And I saw how he’d always “seem” to let them into his heart. But not all the way. It was the reason for all their breakups. After the breakup, the women would tell me they never felt like he really let them in.
When I complained to him about the lack of platonic intimacy in our friendship, he promised he’d work on it but never did. He was avoidant or would run away if the conversation got too deep.
Over time, we naturally drifted apart.
I was not interested in putting energy into a superficial friendship, and he wasn’t willing to let anyone in, even platonically.
I recently saw a post by Chani Nicholas that said, “All acts of intimacy are acts of courage.” It struck me because it’s so true.
In my experience, most people are afraid of intimacy.
They tell themselves, “I’ve let people into my heart, I’ve been intimate,” and they use past relationships as an example. But if they were to be really honest with themselves, a small piece of their heart understands that they don’t want anyone to see it.
Most people run from intimacy, even while saying they want it. Intimacy inspires fear because it’s hard to trust that someone would love every part of us, even if we don’t like those parts—it is genuinely courageous to let someone SEE you.

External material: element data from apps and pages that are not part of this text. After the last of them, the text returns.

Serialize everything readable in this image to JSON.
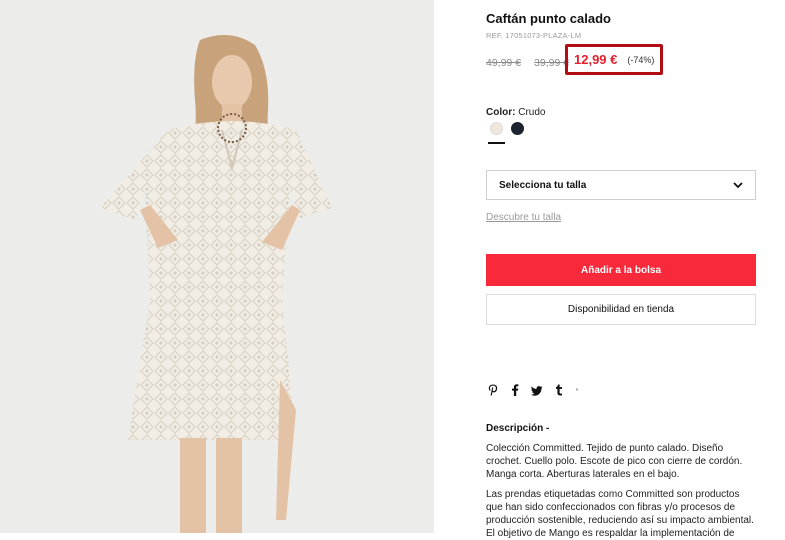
{
  "product": {
    "title": "Caftán punto calado",
    "ref": "REF. 17051073-PLAZA-LM",
    "old_price_1": "49,99 €",
    "old_price_2": "39,99 €",
    "price": "12,99 €",
    "discount": "(-74%)"
  },
  "color": {
    "label": "Color:",
    "value": "Crudo",
    "swatches": [
      {
        "name": "Crudo",
        "hex": "#efe6dc"
      },
      {
        "name": "Negro",
        "hex": "#1e2330"
      }
    ]
  },
  "size": {
    "select_label": "Selecciona tu talla",
    "guide_link": "Descubre tu talla"
  },
  "actions": {
    "add_to_bag": "Añadir a la bolsa",
    "store_availability": "Disponibilidad en tienda"
  },
  "share": {
    "icons": [
      "pinterest-icon",
      "facebook-icon",
      "twitter-icon",
      "tumblr-icon"
    ],
    "glyphs": [
      "P",
      "f",
      "🐦",
      "t"
    ],
    "extra": "'"
  },
  "description": {
    "title": "Descripción -",
    "p1": "Colección Committed. Tejido de punto calado. Diseño crochet. Cuello polo. Escote de pico con cierre de cordón. Manga corta. Aberturas laterales en el bajo.",
    "p2": "Las prendas etiquetadas como Committed son productos que han sido confeccionados con fibras y/o procesos de producción sostenible, reduciendo así su impacto ambiental. El objetivo de Mango es respaldar la implementación de"
  },
  "colors": {
    "accent_red": "#f8293a",
    "price_red": "#e3202e",
    "highlight_border": "#b10e14"
  }
}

There’s a reason the cheesy adage “Intimacy means into-me-I-see” is so popular.
It’s true. Intimacy means letting someone truly SEE you, all of you, without masks, imperfections, and all.
If there are parts of you you shame or don’t accept and love, you’re going to keep people at a slight distance from you, always. Because you’ll assume they won’t love and get you because you don’t. It’s too painful to imagine rejection after showing your full self, so instead, you run from people who DO see you.
When you meet people who really see you, you purposely sabotage the relationship or avoid them because you can’t love and accept yourself. You’re terrified of even allowing someone to love those parts of you because it means you’ll have to love and accept those parts of you too.
This issue is both a Visibility Capacity™ and an Embodiment Capacity™ issue. You’re terrified of allowing yourself to be fully seen (visibility capacity) because you don’t love and accept yourself fully at your core (embodiment capacity).
This deficiency will show up in all the relationships in your life.
Often, you’ll think and feel “no one understands me.”
It’s not that people don’t understand you. It’s that you don’t let them understand you because you don’t let them in close enough to your heart. And the ones who do see and understand you, you push away.
You’ll sabotage intimate relationships with friends or romantic partners who truly do understand you and jump from relationship to relationship, always looking for “the one who understands you.”
In your business or career relationships, you’ll always hide parts of yourself and, as a result, market yourself in a way that isn’t effective.
When you miss an entire chunk of your uniqueness, you’re missing part of your branding.
And you live in fear of genuinely sharing what you feel for fear of being “canceled.” The result is a vanilla brand with lukewarm sales.
You’ll shy away from networking and forming valuable career-oriented relationships that could be lucrative partnerships for you because you’ll always assume “no one” in your industry “gets’ you.
You won’t release important work into the world that could make a significant impact because you’ll assume no one will get it or appreciate it.
See how that works?
Capacity Work™ isn’t just about “business,” it’s about your LIFE. And the phrase “how you do anything is how you do everything” is popular for a reason—frequently, it’s true.
Feeling loved, accepted, heard, understood, cherished, praised, and celebrated—all of that is about building intimacy with the people in your life and letting people see you. The real you.
So if you feel “no one understands you,” it’s time to start expanding your capacity to be understood, and that means growing your capacity for greater courage, because like Chani Nicholas says, “All acts of intimacy are also acts of courage.” No courage capacity = no intimacy = constantly feeling misunderstood and holding yourself back.
If you’re ready to let people in so you can step into the most excellent version of your life and work, head here to learn about Capacity Shift™, where we work on Visibility and Embodiment Capacity every month.